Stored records
- Opening Delimiter -

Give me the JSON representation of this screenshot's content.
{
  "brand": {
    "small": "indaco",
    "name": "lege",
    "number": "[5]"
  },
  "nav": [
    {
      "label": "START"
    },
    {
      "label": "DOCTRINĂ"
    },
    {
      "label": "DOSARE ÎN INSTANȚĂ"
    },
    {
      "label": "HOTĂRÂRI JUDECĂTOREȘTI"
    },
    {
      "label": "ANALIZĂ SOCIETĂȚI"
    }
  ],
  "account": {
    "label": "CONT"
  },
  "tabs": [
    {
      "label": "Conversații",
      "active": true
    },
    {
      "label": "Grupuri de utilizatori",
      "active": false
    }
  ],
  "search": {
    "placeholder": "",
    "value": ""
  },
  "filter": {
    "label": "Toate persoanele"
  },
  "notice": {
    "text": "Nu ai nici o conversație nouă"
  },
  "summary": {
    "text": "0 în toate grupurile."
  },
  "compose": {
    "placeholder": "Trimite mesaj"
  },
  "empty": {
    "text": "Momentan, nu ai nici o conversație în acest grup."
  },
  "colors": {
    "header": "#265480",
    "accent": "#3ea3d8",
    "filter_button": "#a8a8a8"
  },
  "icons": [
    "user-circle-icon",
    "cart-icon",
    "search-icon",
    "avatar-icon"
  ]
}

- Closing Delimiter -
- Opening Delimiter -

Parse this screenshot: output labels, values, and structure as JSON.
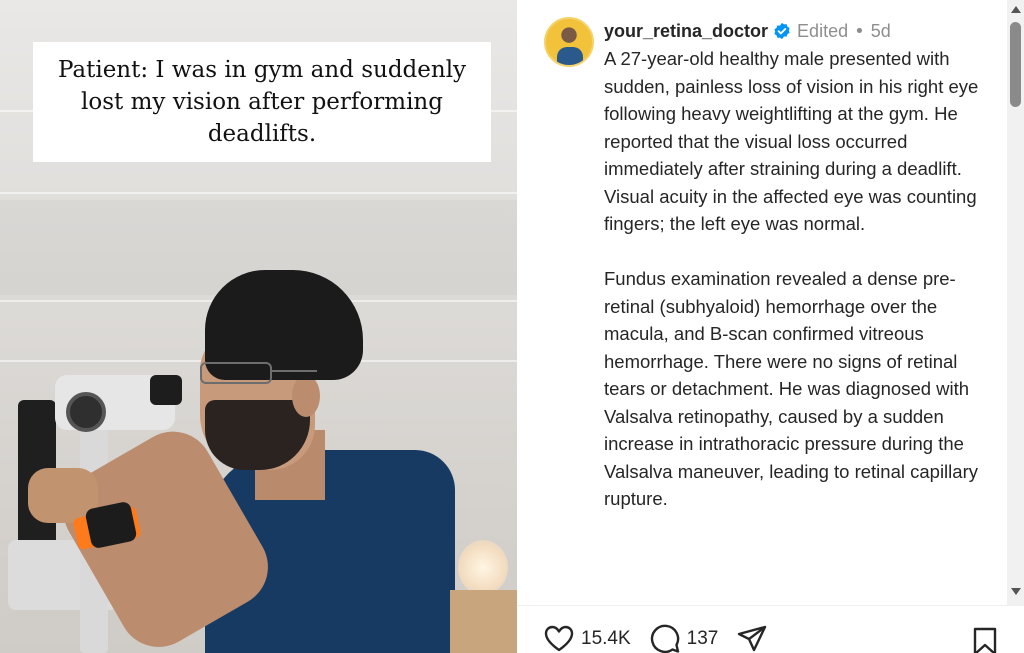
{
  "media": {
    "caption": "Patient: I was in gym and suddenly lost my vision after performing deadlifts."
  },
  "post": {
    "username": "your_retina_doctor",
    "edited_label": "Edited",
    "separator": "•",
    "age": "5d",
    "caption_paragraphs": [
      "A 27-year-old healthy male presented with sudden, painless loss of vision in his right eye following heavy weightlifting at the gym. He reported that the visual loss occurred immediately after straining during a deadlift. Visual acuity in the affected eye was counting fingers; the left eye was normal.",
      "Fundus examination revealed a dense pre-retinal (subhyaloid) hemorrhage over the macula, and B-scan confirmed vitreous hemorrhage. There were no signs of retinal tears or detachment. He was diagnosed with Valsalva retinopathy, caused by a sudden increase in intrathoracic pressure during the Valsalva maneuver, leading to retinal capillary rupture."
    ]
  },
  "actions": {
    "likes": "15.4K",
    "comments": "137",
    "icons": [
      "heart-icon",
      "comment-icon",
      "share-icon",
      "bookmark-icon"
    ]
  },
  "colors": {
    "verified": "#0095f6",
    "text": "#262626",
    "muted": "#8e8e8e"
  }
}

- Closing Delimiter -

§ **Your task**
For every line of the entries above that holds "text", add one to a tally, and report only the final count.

§ **Solution for this problem**
4